The campaign for a more expansive bike-share network is on. Earlier this week, the City Council held a hearing on expanding bike-share citywide. And today, Bronx Borough President Ruben Diaz and Staten Island Borough President James Oddo penned a piece in the Daily News asking for bike-share in their boroughs.
It’s great to see all this clamor for bike-share from the city’s political class. But the goal of providing good bike-share service to many more New Yorkers would be better served by adopting a more specific framework than five-borough bike-share, which would be expensive to build out and difficult to operate.
Somewhere between blanketing the whole city with bike-share stations and letting the system stagnate at the current plan for 12,000 bikes arranged in central neighborhoods, there’s a sweet spot — building a system in all compact, walkable neighborhoods where bike-share will be well-used.
At the City Council hearing, NACTO Bike Share Program Director Kate Fillin-Yeh said a smart goal would be the above service area, covering neighborhoods with at least 30,000 residents per square mile. That’s the population density at which bike-share systems are “likely to be heavily used, a real transportation option, and profitable,” she said [PDF].
The map comes from a 2009 feasibility study of bike-share in NYC that Fillin-Yeh co-authored for the Department of City Planning [PDF].
There are several advantages to a system of this size. It would be more achievable than covering the city with 80,000 bike-share bikes. The system could still be run efficiently, without worrying about subsidizing low-ridership areas in NYC’s suburban fringes. While it wouldn’t reach Mill Basin and Bayside, it would serve a large proportion of lower-income neighborhoods like East Flatbush, Brownsville, Corona, and Soundview. This coverage map is equitable.

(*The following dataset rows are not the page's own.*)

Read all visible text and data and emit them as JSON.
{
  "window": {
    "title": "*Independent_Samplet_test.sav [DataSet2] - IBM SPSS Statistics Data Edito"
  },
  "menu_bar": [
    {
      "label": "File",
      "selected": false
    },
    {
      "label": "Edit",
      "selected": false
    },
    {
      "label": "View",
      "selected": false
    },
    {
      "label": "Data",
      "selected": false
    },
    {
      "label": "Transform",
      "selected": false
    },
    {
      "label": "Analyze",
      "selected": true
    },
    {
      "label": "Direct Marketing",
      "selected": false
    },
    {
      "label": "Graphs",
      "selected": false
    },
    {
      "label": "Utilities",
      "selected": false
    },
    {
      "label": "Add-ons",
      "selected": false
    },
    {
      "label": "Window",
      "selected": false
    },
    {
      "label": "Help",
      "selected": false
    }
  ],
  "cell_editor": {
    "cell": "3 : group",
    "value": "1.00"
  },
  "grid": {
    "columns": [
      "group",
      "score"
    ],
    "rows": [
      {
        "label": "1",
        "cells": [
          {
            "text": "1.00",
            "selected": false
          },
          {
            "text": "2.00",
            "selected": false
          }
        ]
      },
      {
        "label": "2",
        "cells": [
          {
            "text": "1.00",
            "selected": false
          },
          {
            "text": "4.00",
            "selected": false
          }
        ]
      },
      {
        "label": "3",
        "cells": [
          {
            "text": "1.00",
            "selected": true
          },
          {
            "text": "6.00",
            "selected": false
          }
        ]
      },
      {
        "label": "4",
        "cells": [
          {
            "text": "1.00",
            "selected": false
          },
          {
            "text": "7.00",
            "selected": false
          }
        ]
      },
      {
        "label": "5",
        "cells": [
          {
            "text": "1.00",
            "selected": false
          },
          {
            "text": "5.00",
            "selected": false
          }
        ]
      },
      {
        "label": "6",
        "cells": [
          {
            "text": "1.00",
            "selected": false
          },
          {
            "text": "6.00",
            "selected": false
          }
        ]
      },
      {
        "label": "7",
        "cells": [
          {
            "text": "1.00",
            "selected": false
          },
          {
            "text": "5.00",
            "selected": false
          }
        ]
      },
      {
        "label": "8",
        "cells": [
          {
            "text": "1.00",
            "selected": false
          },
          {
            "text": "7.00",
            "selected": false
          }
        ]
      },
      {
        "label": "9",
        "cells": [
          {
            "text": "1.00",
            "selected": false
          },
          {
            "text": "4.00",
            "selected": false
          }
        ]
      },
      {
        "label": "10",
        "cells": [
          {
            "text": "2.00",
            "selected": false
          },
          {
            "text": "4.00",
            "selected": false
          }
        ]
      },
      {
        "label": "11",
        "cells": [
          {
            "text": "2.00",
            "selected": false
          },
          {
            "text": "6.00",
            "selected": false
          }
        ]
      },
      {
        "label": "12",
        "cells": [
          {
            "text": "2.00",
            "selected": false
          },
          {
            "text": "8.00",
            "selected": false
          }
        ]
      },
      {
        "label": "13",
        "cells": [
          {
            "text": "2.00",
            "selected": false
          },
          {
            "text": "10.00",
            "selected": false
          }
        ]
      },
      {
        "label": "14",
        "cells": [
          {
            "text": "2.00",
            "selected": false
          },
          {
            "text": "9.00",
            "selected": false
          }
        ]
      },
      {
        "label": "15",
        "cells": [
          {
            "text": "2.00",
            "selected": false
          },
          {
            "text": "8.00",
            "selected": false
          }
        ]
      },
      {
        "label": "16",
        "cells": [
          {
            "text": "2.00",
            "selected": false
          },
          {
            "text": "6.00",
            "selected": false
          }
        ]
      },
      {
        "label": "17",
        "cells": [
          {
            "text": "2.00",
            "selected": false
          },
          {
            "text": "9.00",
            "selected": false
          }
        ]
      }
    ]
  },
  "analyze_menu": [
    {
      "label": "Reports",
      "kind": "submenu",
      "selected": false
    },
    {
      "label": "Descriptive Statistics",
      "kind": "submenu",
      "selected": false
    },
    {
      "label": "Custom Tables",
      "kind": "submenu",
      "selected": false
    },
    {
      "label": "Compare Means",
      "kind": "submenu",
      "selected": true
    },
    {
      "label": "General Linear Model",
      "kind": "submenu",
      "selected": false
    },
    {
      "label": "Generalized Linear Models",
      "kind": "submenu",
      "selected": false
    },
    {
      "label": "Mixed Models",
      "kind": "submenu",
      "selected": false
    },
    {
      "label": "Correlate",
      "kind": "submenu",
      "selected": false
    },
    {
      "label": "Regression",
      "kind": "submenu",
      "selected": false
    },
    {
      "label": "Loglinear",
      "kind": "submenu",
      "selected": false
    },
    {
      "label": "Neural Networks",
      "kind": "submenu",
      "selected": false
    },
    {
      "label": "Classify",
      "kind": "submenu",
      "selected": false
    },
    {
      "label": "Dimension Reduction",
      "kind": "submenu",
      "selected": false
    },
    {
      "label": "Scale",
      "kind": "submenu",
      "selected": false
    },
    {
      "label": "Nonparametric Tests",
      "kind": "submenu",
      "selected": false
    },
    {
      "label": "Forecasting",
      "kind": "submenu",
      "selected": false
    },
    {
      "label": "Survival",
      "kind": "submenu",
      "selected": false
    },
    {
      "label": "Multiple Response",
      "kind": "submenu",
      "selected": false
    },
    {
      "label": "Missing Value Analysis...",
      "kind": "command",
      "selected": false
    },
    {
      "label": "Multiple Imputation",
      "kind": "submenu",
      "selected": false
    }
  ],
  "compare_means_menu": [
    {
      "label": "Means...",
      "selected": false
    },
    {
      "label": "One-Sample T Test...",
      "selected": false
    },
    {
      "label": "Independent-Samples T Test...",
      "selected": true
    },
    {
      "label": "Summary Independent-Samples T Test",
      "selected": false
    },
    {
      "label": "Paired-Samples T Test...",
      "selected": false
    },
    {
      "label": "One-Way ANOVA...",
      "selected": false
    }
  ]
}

We don’t have access to Citi Bike’s financials, which makes it hard to know how much turf Motivate could cover without an operating subsidy. But there are good reasons to believe that once the upfront costs of system expansion are paid for (which, to be clear, would probably amount to a few hundred million dollars for an area this size), the company could run a bike-share network extending deep into the Bronx, Queens, and Brooklyn without much outside assistance.
Namely, neighborhoods like Park Slope have lower population densities than neighborhoods in the South Bronx. If the city does its job by making streets safer with protected bike lanes, and Motivate does its job via effective marketing and outreach, says Fillin-Yeh, there’s no reason Mott Haven should be less hospitable to bike-share than Greenpoint.
In her testimony, Fillin-Yeh identified four key factors to success at this scale:
- A political and technical commitment to a walkable, convenient, dense station network spread over a large, contiguous area.
- The commitment of City resources to match the bike share service area with protected bike lanes.
- Funding, from both from the City and the Operator, for long-term partnerships with local groups, targeted marketing campaigns, and employment programs that hire local residents.
- Progressive pricing options that simultaneously recognize that bike share is the cheapest form of transit available, while also developing mechanisms to expand access to those at the lowest income levels.
This service area does leave out Staten Island, which is a tough fit for bike-share because most of the borough is not dense, it’s geographically isolated from the rest of the system, and safe streets for biking are in short supply. If Oddo takes steps to create a safe bike network on the island, maybe a separate contract on the Jersey City model could make sense for Richmond.
For the rest of the city, this four-borough, 49,000-bike system is the bike-share map to shoot for.